Susan Marshall’s Arms, set to a rumbling score by Luis Resto, is a bras-de-deux, with two dancers standing TOO CLOSE FOR COMFORT. In the program, the piece is performed by Leah Terada and the towering Miles Pertl, but bonus offerings include a Peter Boal-Jim Kent pairing and Sarah Pasch-Ezra Thomson. Each pairing, it’s almost a different work entirely. Nonetheless it remains particularly frustrating for me to see a dancer reach over and pull the other dancer’s arm over their shoulder, only to immediately shrug it off, repeatedly.

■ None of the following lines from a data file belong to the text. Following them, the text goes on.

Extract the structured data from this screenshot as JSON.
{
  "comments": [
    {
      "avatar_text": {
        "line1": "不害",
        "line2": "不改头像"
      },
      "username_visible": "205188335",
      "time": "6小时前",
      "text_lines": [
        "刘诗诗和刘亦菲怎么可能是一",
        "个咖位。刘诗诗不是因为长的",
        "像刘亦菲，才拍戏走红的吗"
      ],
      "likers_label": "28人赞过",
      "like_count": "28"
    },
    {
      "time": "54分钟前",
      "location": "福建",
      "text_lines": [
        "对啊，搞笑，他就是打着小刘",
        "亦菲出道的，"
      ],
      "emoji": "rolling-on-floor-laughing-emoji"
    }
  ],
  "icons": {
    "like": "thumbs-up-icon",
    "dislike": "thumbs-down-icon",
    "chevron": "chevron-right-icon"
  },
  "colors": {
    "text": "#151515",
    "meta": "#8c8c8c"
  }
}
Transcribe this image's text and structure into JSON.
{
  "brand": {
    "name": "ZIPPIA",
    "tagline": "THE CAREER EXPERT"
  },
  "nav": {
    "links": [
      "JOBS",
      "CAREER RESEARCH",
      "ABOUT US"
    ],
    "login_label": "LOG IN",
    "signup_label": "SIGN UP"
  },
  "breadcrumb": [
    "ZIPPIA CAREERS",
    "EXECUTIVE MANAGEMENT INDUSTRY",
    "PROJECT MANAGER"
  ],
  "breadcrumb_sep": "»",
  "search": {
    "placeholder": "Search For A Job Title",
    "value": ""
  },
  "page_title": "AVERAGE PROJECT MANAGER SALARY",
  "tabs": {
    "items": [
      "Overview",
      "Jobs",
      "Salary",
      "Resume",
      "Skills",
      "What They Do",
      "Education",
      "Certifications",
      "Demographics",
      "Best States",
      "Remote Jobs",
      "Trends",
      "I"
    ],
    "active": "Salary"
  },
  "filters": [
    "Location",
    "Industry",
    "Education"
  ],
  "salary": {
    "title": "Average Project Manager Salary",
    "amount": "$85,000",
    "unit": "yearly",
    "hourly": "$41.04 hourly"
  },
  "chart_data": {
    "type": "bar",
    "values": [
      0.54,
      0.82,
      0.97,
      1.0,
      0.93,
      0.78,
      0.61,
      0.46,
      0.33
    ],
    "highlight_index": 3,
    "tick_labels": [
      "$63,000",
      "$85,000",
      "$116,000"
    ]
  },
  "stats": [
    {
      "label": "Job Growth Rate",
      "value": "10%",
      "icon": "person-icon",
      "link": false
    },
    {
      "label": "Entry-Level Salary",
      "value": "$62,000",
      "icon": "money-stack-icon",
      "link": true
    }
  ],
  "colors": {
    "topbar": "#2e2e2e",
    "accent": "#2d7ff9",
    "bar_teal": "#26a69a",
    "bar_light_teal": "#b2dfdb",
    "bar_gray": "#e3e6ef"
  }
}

Every time I think, oh, how nice—HOW RUDE. The work’s appeal, I think, has to do with this punctuation of abstract movement and shape-making with out-of-context, homely human gesture that it is impossible not to react to: the curved hand meeting a face, in all its ambivalence, appears in various instances. If there’s a moral to the story (well, and if you want a story), it might be something about seeing interpersonal space happen. Eventually the dancers settle on a series of gestures that allow them to coexist cheek by jowl.
Also in bonus material territory is Amanda Morgan’s choreographic outing, This Space Left Intentionally Blank, which I have intentionally called an outing as it features dance in several environments found outside McCaw Hall. You can see that the choreography responds to location, not simply because of space restriction but because of the productive opportunities that the spaces (the levels of a stadium, a parking lot with striped spaces, a corridor, a field, a jogging trail, scenic shop) provide. It has a dreamlike episodic structure, where a dancer will move off in one direction only for another dancer (or dancers) to arrive somewhere else. Don’t be in a rush—even it if is only 18 minutes, it is measured in its sense of its own time, parceled out in solos and ensemble pieces. A central moment for me was set in an empty warehouse-type space with a number of dancers carving through the space or simply rhythmically rocking, waiting for a signal to go.
Finally then there is Penny Saunders’ Alice, which is tonally different from Wonderland, and sort of a co-production of PNB and Seattle Dance Collective. Filmed (by Bruno Roque) in a small white garden…well, shed sounds too rustic and this little building has more architectural flair than that, but it suits that it should be garden-adjacent. We see Noelani Pantastico seated at (behind, below, above, and around, it will transpire) a mirrored table, as a computerized voice reads Alice in Wonderland at us. It’s really a marvel of economy in several senses: the White Rabbit is signified by Pantastico watching as her two fingers (white nail polish as a special effect) proceed past her nose in a V shape. Alice’s fall down the rabbit hole, a major editing feat, sees Pantastico tumbling and spinning in space (which, as I’ve laid out already, is a very small space at the end of a table in a small shed, not to get into the nomenclature again). Ballet dancers don’t normally have to be prepared for their close-up, but Pantastico has tons of expressiveness on tap (lessons are not on) as her Alice journeys through what here sounds more like an adult’s existential crisis—what, exactly, does it mean to be grown up? When do you really know who you are? All I can tell you is that it bears repeated viewings, and you’ll be charmed by it a little differently each time.